The design of Peru’s flag dates back to 1825 when it was first adopted after gaining independence from Spain. Since then, the flag has undergone several changes over time before settling on its current version featuring unique symbols and color schemes as we know it today.

Let us dive deeper into what each color stands for in the Peruvian flag:

Red: This signifies sacrifice- bringing about change at great costs through passion or valor

White: White symbolizes peace- peaceful solutions make way for whole society’s prosperity

Crimson: Crimson portrays bravery – representing blood spilt during wars against Spanish Conquistadors

The Coat of Arms consists not only of animals but also various sections representing different aspects-

Vicuna stands for fauna,

Cornucopia represents flora,

Toro Dumoit (the Golden Sun Bull) symbolizing strength

Intipalka (rayed sun)- ensures life & progress

Juanca Palafox y Mendoza Bishop’s hat implicates Catholicism brought by colonizers known to be significant influence on Latin America.

Designing any flag requires attention to detail while emphasizing every value associated with cultural identity while holding sacred significance towards maintaining unity among citizens.

In conclusion, Peru’s national emblem holds immense importance reflected through Ancient times until modernity signifying values that represent their people both historically and metaphorically. Analyzing these elements reflect how integral they are within political ideologies paralleled across dynamic contentions for power balancing governance fair representation depicting sovereignty since beliefs translate into aesthetics truly making artistical concepts personify symbolic stories onto fabrics flying high displaying intentions upheld by everyone who calls this beloved land home.

Table with useful data:

Flag Image Meaning Design
Current Peruvian Flag Peruvian Flag The red represents the blood of patriots who died fighting for independence, the white represents peace and the coat of arms represents the countries natural resources and heritage. 3 vertical stripes, red-white-red with the national coat of arms in the centre of the white stripe.
Civil Flag Civil Flag of Peru The civil flag represents the nation in civilian vessels and aircraft. Same design as the national flag, but without the coat of arms.
Naval Ensign Peruvian Naval Ensign The naval ensign is used by the Peruvian Navy. The national flag, but with a swallowtail shape and with the national coat of arms located in the centre of the white stripe.
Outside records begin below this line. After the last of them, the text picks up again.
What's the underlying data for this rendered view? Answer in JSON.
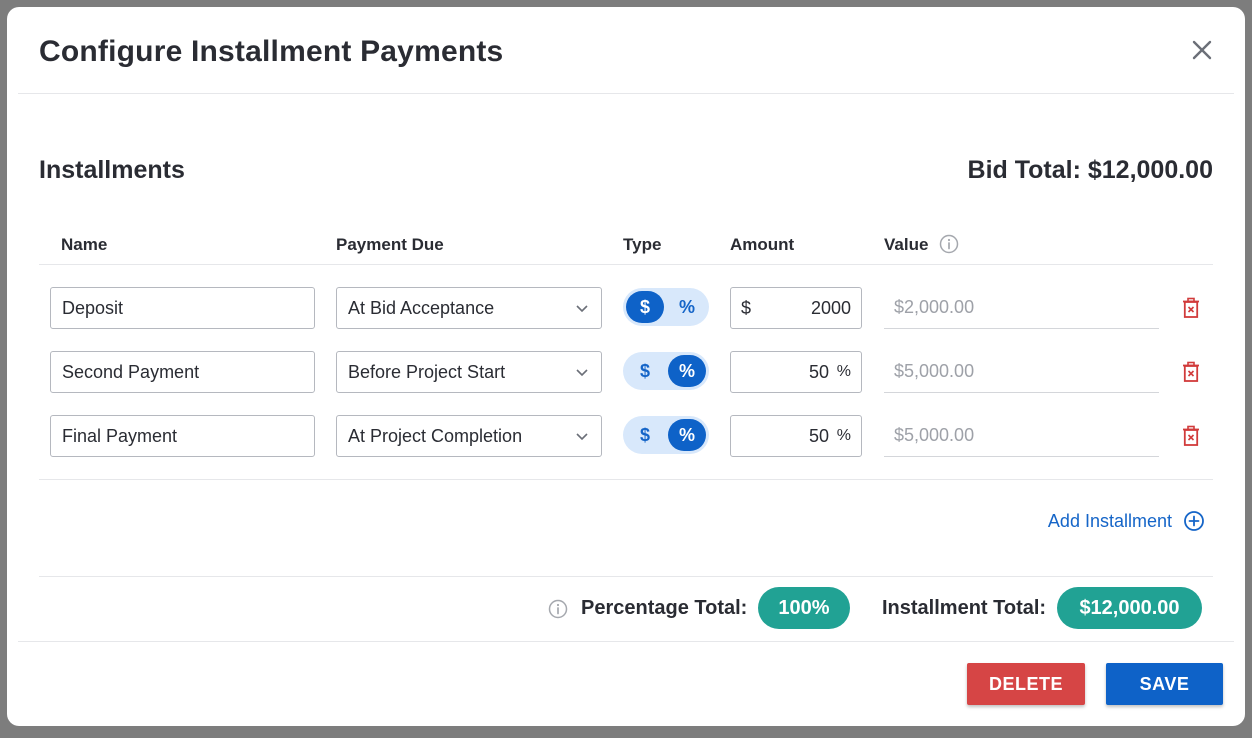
{
  "modal": {
    "title": "Configure Installment Payments",
    "close_icon": "close-icon"
  },
  "section": {
    "title": "Installments",
    "bid_total": "Bid Total: $12,000.00"
  },
  "columns": {
    "name": "Name",
    "payment_due": "Payment Due",
    "type": "Type",
    "amount": "Amount",
    "value": "Value"
  },
  "installments": [
    {
      "name": "Deposit",
      "payment_due": "At Bid Acceptance",
      "type_dollar": "$",
      "type_percent": "%",
      "active_type": "dollar",
      "amount_prefix": "$",
      "amount": "2000",
      "amount_suffix": "",
      "value": "$2,000.00"
    },
    {
      "name": "Second Payment",
      "payment_due": "Before Project Start",
      "type_dollar": "$",
      "type_percent": "%",
      "active_type": "percent",
      "amount_prefix": "",
      "amount": "50",
      "amount_suffix": "%",
      "value": "$5,000.00"
    },
    {
      "name": "Final Payment",
      "payment_due": "At Project Completion",
      "type_dollar": "$",
      "type_percent": "%",
      "active_type": "percent",
      "amount_prefix": "",
      "amount": "50",
      "amount_suffix": "%",
      "value": "$5,000.00"
    }
  ],
  "add_installment": "Add Installment",
  "totals": {
    "percentage_label": "Percentage Total:",
    "percentage_value": "100%",
    "installment_label": "Installment Total:",
    "installment_value": "$12,000.00"
  },
  "actions": {
    "delete": "DELETE",
    "save": "SAVE"
  },
  "colors": {
    "accent_blue": "#0e62c8",
    "delete_red": "#d64545",
    "teal": "#21a294",
    "trash_red": "#d13b3b"
  }
}
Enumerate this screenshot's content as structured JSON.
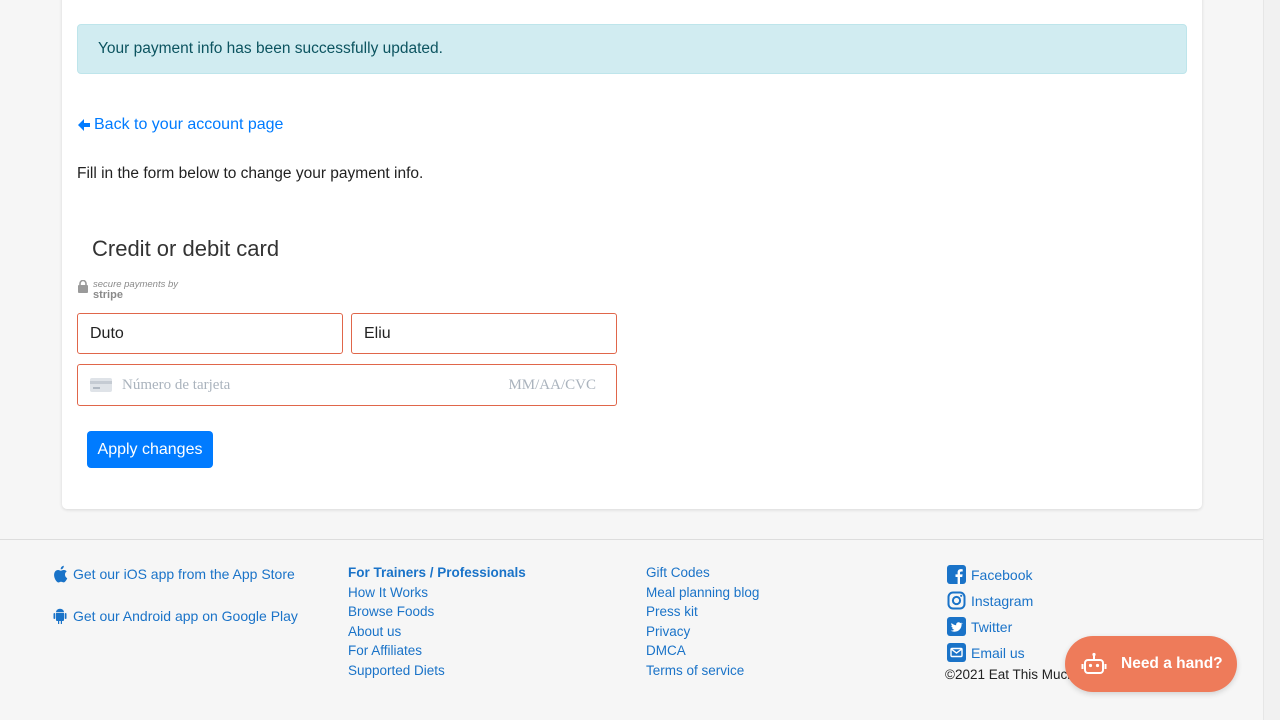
{
  "alert": {
    "message": "Your payment info has been successfully updated."
  },
  "back_link": {
    "label": "Back to your account page"
  },
  "intro": "Fill in the form below to change your payment info.",
  "card_section": {
    "title": "Credit or debit card",
    "stripe_badge_small": "secure payments by",
    "stripe_badge_brand": "stripe",
    "first_name_value": "Duto",
    "last_name_value": "Eliu",
    "card_number_placeholder": "Número de tarjeta",
    "expiry_cvc_placeholder": "MM/AA/CVC",
    "apply_label": "Apply changes"
  },
  "footer": {
    "apps": [
      {
        "label": "Get our iOS app from the App Store",
        "icon": "apple-icon"
      },
      {
        "label": "Get our Android app on Google Play",
        "icon": "android-icon"
      }
    ],
    "col1": [
      "For Trainers / Professionals",
      "How It Works",
      "Browse Foods",
      "About us",
      "For Affiliates",
      "Supported Diets"
    ],
    "col2": [
      "Gift Codes",
      "Meal planning blog",
      "Press kit",
      "Privacy",
      "DMCA",
      "Terms of service"
    ],
    "social": [
      {
        "label": "Facebook",
        "icon": "facebook-icon"
      },
      {
        "label": "Instagram",
        "icon": "instagram-icon"
      },
      {
        "label": "Twitter",
        "icon": "twitter-icon"
      },
      {
        "label": "Email us",
        "icon": "email-icon"
      }
    ],
    "copyright": "©2021 Eat This Much"
  },
  "help_button": {
    "label": "Need a hand?"
  },
  "colors": {
    "accent": "#007bff",
    "alert_bg": "#d1ecf1",
    "field_border": "#e0664a",
    "help_bg": "#ee7b5a"
  }
}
Information from an expert

As an expert on flags, I can confidently say that the flag of Peru is one of the most distinct and recognizable flags in South America. The red represents the blood of their soldiers who fought for independence, while white symbolizes peace and bravery. The coat of arms features important Peruvian symbols such as llamas, vicuñas and cinchona trees which are known to contain quinine – a medication used to treat malaria. Overall, the flag accurately reflects Peru’s rich cultural heritage and historical struggles towards independence.

Historical fact:

The current flag of Peru, consisting of red and white stripes with a coat of arms in the center, was first adopted in 1825 after gaining independence from Spain. The red represents the blood spilled for independence, while white symbolizes peace and purity.

( No ratings yet )